A Trial of Maintenance Rituximab With mTor Inhibition After High-dose Consolidative Therapy in CD20+, B-cell Lymphomas and Hodgkin's Lymphoma
Everolimus is a pill that interferes with lymphoma cell growth by blocking a cellular
pathway important in causing cancer cells to grow, called mTor. Rituximab is an intravenous
medication that specifically attacks a protein commonly found on lymphoma cells called CD20.
Rituximab is already widely used to treat multiple forms of lymphoma. Moreover, continuing
rituximab after the completion of chemotherapy is already commonly used to help patients
stay in remission longer. Everolimus has been shown in many types of relapsed lymphoma to
decrease the size of lymph nodes by itself. Everolimus is approved by the Food and Drug
Administration (FDA) for the treatment of advanced kidney cancer and subependymal giant cell
astocytoma. It is not approved for use in lymphoma. The use of everolimus in this research
study is investigational. The word "investigational" means that everolimus is not approved
for marketing by the Food and Drug Administration (FDA). The FDA is allowing the use of
everolimus in this study.
The combination of everolimus and rituximab for 1 year after high dose therapy is also new.
We believe the combination of these medications right after your chemotherapy will be more
effective in attacking your remaining cancer before they have time to re-grow.
The usual treatment of lymphoma after high-dose chemotherapy is observation. After your
body has fully recovered from the effects of the chemotherapy, you will receive everolimus

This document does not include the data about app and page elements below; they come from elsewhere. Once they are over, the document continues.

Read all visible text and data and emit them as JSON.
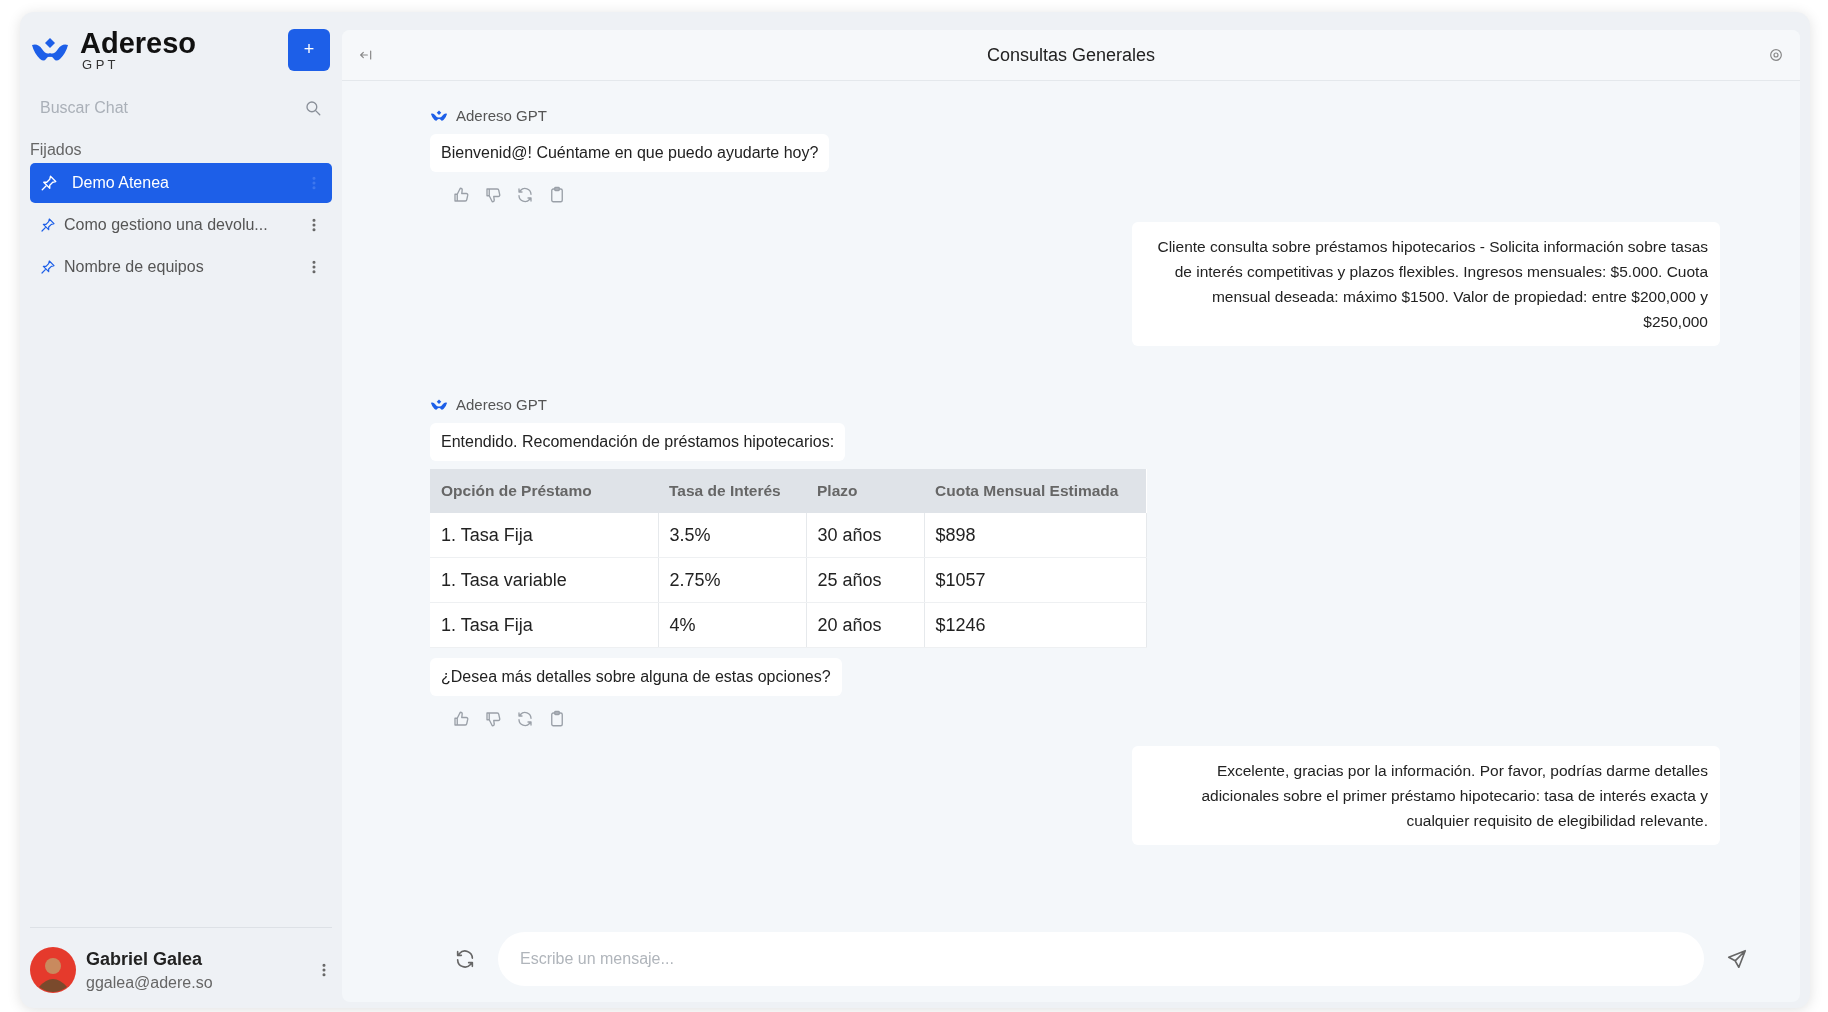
{
  "sidebar": {
    "brand": {
      "name": "Adereso",
      "subtitle": "G P T"
    },
    "new_chat_button": "+",
    "search": {
      "placeholder": "Buscar Chat"
    },
    "section_label": "Fijados",
    "chats": [
      {
        "title": "Demo Atenea",
        "selected": true
      },
      {
        "title": "Como gestiono una devolu...",
        "selected": false
      },
      {
        "title": "Nombre de equipos",
        "selected": false
      }
    ],
    "user": {
      "name": "Gabriel Galea",
      "email": "ggalea@adere.so"
    }
  },
  "header": {
    "title": "Consultas Generales"
  },
  "messages": [
    {
      "kind": "bot",
      "sender": "Adereso GPT",
      "parts": [
        {
          "kind": "text",
          "text": "Bienvenid@! Cuéntame en que puedo ayudarte hoy?"
        }
      ]
    },
    {
      "kind": "user",
      "text": "Cliente consulta sobre préstamos hipotecarios - Solicita información sobre tasas de interés competitivas y plazos flexibles.  Ingresos mensuales: $5.000. Cuota mensual deseada: máximo $1500. Valor de propiedad: entre $200,000 y $250,000"
    },
    {
      "kind": "bot",
      "sender": "Adereso GPT",
      "parts": [
        {
          "kind": "text",
          "text": "Entendido. Recomendación de préstamos hipotecarios:"
        },
        {
          "kind": "table",
          "columns": [
            "Opción de Préstamo",
            "Tasa de Interés",
            "Plazo",
            "Cuota Mensual Estimada"
          ],
          "rows": [
            [
              "1. Tasa Fija",
              "3.5%",
              "30 años",
              "$898"
            ],
            [
              "1. Tasa variable",
              "2.75%",
              "25 años",
              "$1057"
            ],
            [
              "1. Tasa Fija",
              "4%",
              "20 años",
              "$1246"
            ]
          ]
        },
        {
          "kind": "text",
          "text": "¿Desea más detalles sobre alguna de estas opciones?"
        }
      ]
    },
    {
      "kind": "user",
      "text": "Excelente, gracias por la información. Por favor, podrías darme detalles adicionales sobre el primer préstamo hipotecario: tasa de interés exacta y cualquier requisito de elegibilidad relevante."
    }
  ],
  "composer": {
    "placeholder": "Escribe un mensaje..."
  }
}
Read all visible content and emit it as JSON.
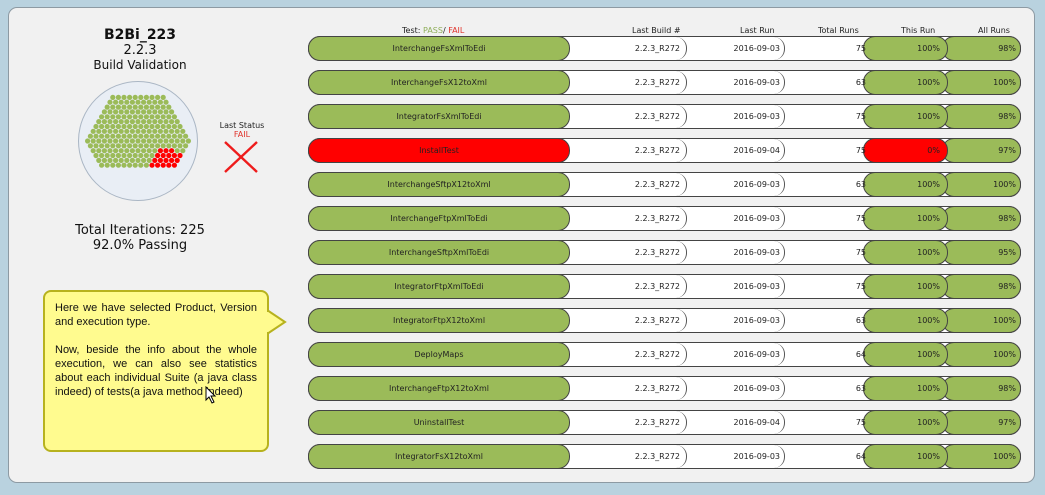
{
  "summary": {
    "product": "B2Bi_223",
    "version": "2.2.3",
    "execution_type": "Build Validation",
    "last_status_label": "Last Status",
    "last_status_value": "FAIL",
    "total_iterations": "Total Iterations: 225",
    "passing": "92.0% Passing"
  },
  "colors": {
    "pass": "#9bbb59",
    "fail": "#ff0000",
    "panel": "#f1f1f1",
    "background": "#b9d2df",
    "callout": "#fffb8f"
  },
  "headers": {
    "test_prefix": "Test: ",
    "pass": "PASS",
    "slash": "/ ",
    "fail": "FAIL",
    "last_build": "Last Build #",
    "last_run": "Last Run",
    "total_runs": "Total Runs",
    "this_run": "This Run",
    "all_runs": "All Runs"
  },
  "rows": [
    {
      "name": "InterchangeFsXmlToEdi",
      "status": "pass",
      "build": "2.2.3_R272",
      "date": "2016-09-03",
      "total": "75",
      "this_run": "100%",
      "all_runs": "98%"
    },
    {
      "name": "InterchangeFsX12toXml",
      "status": "pass",
      "build": "2.2.3_R272",
      "date": "2016-09-03",
      "total": "63",
      "this_run": "100%",
      "all_runs": "100%"
    },
    {
      "name": "IntegratorFsXmlToEdi",
      "status": "pass",
      "build": "2.2.3_R272",
      "date": "2016-09-03",
      "total": "75",
      "this_run": "100%",
      "all_runs": "98%"
    },
    {
      "name": "InstallTest",
      "status": "fail",
      "build": "2.2.3_R272",
      "date": "2016-09-04",
      "total": "75",
      "this_run": "0%",
      "all_runs": "97%"
    },
    {
      "name": "InterchangeSftpX12toXml",
      "status": "pass",
      "build": "2.2.3_R272",
      "date": "2016-09-03",
      "total": "63",
      "this_run": "100%",
      "all_runs": "100%"
    },
    {
      "name": "InterchangeFtpXmlToEdi",
      "status": "pass",
      "build": "2.2.3_R272",
      "date": "2016-09-03",
      "total": "75",
      "this_run": "100%",
      "all_runs": "98%"
    },
    {
      "name": "InterchangeSftpXmlToEdi",
      "status": "pass",
      "build": "2.2.3_R272",
      "date": "2016-09-03",
      "total": "75",
      "this_run": "100%",
      "all_runs": "95%"
    },
    {
      "name": "IntegratorFtpXmlToEdi",
      "status": "pass",
      "build": "2.2.3_R272",
      "date": "2016-09-03",
      "total": "75",
      "this_run": "100%",
      "all_runs": "98%"
    },
    {
      "name": "IntegratorFtpX12toXml",
      "status": "pass",
      "build": "2.2.3_R272",
      "date": "2016-09-03",
      "total": "63",
      "this_run": "100%",
      "all_runs": "100%"
    },
    {
      "name": "DeployMaps",
      "status": "pass",
      "build": "2.2.3_R272",
      "date": "2016-09-03",
      "total": "64",
      "this_run": "100%",
      "all_runs": "100%"
    },
    {
      "name": "InterchangeFtpX12toXml",
      "status": "pass",
      "build": "2.2.3_R272",
      "date": "2016-09-03",
      "total": "63",
      "this_run": "100%",
      "all_runs": "98%"
    },
    {
      "name": "UninstallTest",
      "status": "pass",
      "build": "2.2.3_R272",
      "date": "2016-09-04",
      "total": "75",
      "this_run": "100%",
      "all_runs": "97%"
    },
    {
      "name": "IntegratorFsX12toXml",
      "status": "pass",
      "build": "2.2.3_R272",
      "date": "2016-09-03",
      "total": "64",
      "this_run": "100%",
      "all_runs": "100%"
    }
  ],
  "iteration_dots": {
    "total": 225,
    "passed": 207,
    "failed": 18
  },
  "callout": {
    "paragraph1": "Here we have selected Product, Version and execution type.",
    "paragraph2": "Now, beside the info about the whole execution, we can also see statistics about each individual Suite (a java class indeed) of tests(a java method indeed)"
  }
}
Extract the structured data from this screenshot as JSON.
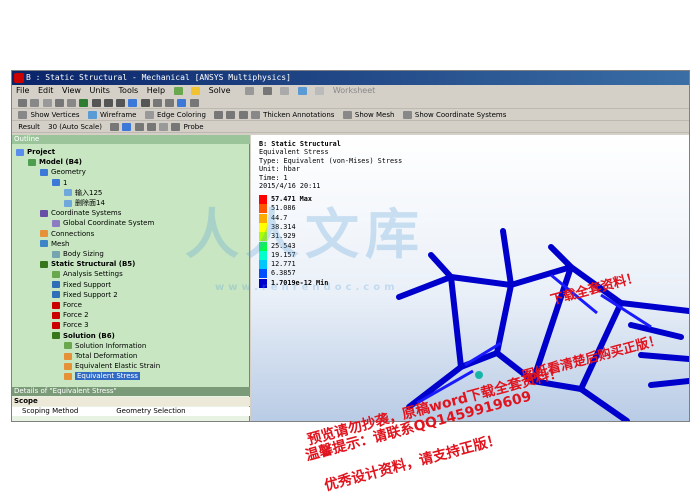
{
  "window": {
    "title": "B : Static Structural - Mechanical [ANSYS Multiphysics]"
  },
  "menu": [
    "File",
    "Edit",
    "View",
    "Units",
    "Tools",
    "Help"
  ],
  "toolbar1": {
    "solve": "Solve",
    "worksheet": "Worksheet"
  },
  "toolbar3": {
    "show_vertices": "Show Vertices",
    "wireframe": "Wireframe",
    "edge_coloring": "Edge Coloring",
    "thicken_annotations": "Thicken Annotations",
    "show_mesh": "Show Mesh",
    "show_coord": "Show Coordinate Systems"
  },
  "toolbar4": {
    "result_label": "Result",
    "scale_value": "30 (Auto Scale)",
    "probe": "Probe"
  },
  "outline": {
    "header": "Outline",
    "items": [
      {
        "label": "Project",
        "bold": true,
        "indent": 0,
        "icon": "project-icon"
      },
      {
        "label": "Model (B4)",
        "bold": true,
        "indent": 1,
        "icon": "model-icon"
      },
      {
        "label": "Geometry",
        "bold": false,
        "indent": 2,
        "icon": "geometry-icon"
      },
      {
        "label": "1",
        "bold": false,
        "indent": 3,
        "icon": "part-icon"
      },
      {
        "label": "输入125",
        "bold": false,
        "indent": 4,
        "icon": "body-icon"
      },
      {
        "label": "删除面14",
        "bold": false,
        "indent": 4,
        "icon": "body-icon"
      },
      {
        "label": "Coordinate Systems",
        "bold": false,
        "indent": 2,
        "icon": "coordinate-icon"
      },
      {
        "label": "Global Coordinate System",
        "bold": false,
        "indent": 3,
        "icon": "axis-icon"
      },
      {
        "label": "Connections",
        "bold": false,
        "indent": 2,
        "icon": "connections-icon"
      },
      {
        "label": "Mesh",
        "bold": false,
        "indent": 2,
        "icon": "mesh-icon"
      },
      {
        "label": "Body Sizing",
        "bold": false,
        "indent": 3,
        "icon": "sizing-icon"
      },
      {
        "label": "Static Structural (B5)",
        "bold": true,
        "indent": 2,
        "icon": "analysis-icon"
      },
      {
        "label": "Analysis Settings",
        "bold": false,
        "indent": 3,
        "icon": "settings-icon"
      },
      {
        "label": "Fixed Support",
        "bold": false,
        "indent": 3,
        "icon": "support-icon"
      },
      {
        "label": "Fixed Support 2",
        "bold": false,
        "indent": 3,
        "icon": "support-icon"
      },
      {
        "label": "Force",
        "bold": false,
        "indent": 3,
        "icon": "force-icon"
      },
      {
        "label": "Force 2",
        "bold": false,
        "indent": 3,
        "icon": "force-icon"
      },
      {
        "label": "Force 3",
        "bold": false,
        "indent": 3,
        "icon": "force-icon"
      },
      {
        "label": "Solution (B6)",
        "bold": true,
        "indent": 3,
        "icon": "solution-icon"
      },
      {
        "label": "Solution Information",
        "bold": false,
        "indent": 4,
        "icon": "info-icon"
      },
      {
        "label": "Total Deformation",
        "bold": false,
        "indent": 4,
        "icon": "result-icon"
      },
      {
        "label": "Equivalent Elastic Strain",
        "bold": false,
        "indent": 4,
        "icon": "result-icon"
      },
      {
        "label": "Equivalent Stress",
        "bold": false,
        "indent": 4,
        "icon": "result-icon",
        "selected": true
      }
    ]
  },
  "details": {
    "header": "Details of \"Equivalent Stress\"",
    "scope": "Scope",
    "row_label": "Scoping Method",
    "row_value": "Geometry Selection"
  },
  "viewport": {
    "info": [
      "B: Static Structural",
      "Equivalent Stress",
      "Type: Equivalent (von-Mises) Stress",
      "Unit: hbar",
      "Time: 1",
      "2015/4/16 20:11"
    ],
    "legend": [
      {
        "value": "57.471 Max",
        "color": "#ff0000",
        "bold": true
      },
      {
        "value": "51.086",
        "color": "#ff5500"
      },
      {
        "value": "44.7",
        "color": "#ffaa00"
      },
      {
        "value": "38.314",
        "color": "#ffff00"
      },
      {
        "value": "31.929",
        "color": "#aaff00"
      },
      {
        "value": "25.543",
        "color": "#00ff44"
      },
      {
        "value": "19.157",
        "color": "#00ffcc"
      },
      {
        "value": "12.771",
        "color": "#00c8ff"
      },
      {
        "value": "6.3857",
        "color": "#0050ff"
      },
      {
        "value": "1.7019e-12 Min",
        "color": "#0000cc",
        "bold": true
      }
    ]
  },
  "watermark": {
    "main": "人人文库",
    "url": "www.renrendoc.com"
  },
  "overlay": [
    "预览请勿抄袭，原稿word下载全套资料！",
    "温馨提示：请联系QQ1459919609",
    "优秀设计资料，请支持正版！",
    "下载全套资料！",
    "图纸看清楚后购买正版！"
  ]
}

daily for one year and IV rituximab four times during that year.
Endpoint Classification: Safety/Efficacy Study, Intervention Model: Single Group Assignment, Masking: Open Label, Primary Purpose: Treatment
Number of patients with adverse events when given treatment with maintenance rituximab and prolonged mTOR inhibition with everolimus in CD20+, B cell lymphomas and Hodgkin's Lymphoma after high-dose consolidative therapy
• Avoidance of ≥ grade III common toxicities (CTCAE version 4.0)
Douglas Gladstone, MD
Sidney Kimmel Comprehensive Cancer Center
United States: Institutional Review Board
|Sidney Kimmel Comprehensive Cancer Center at Johns Hopkins||Baltimore, Maryland 21231-2410|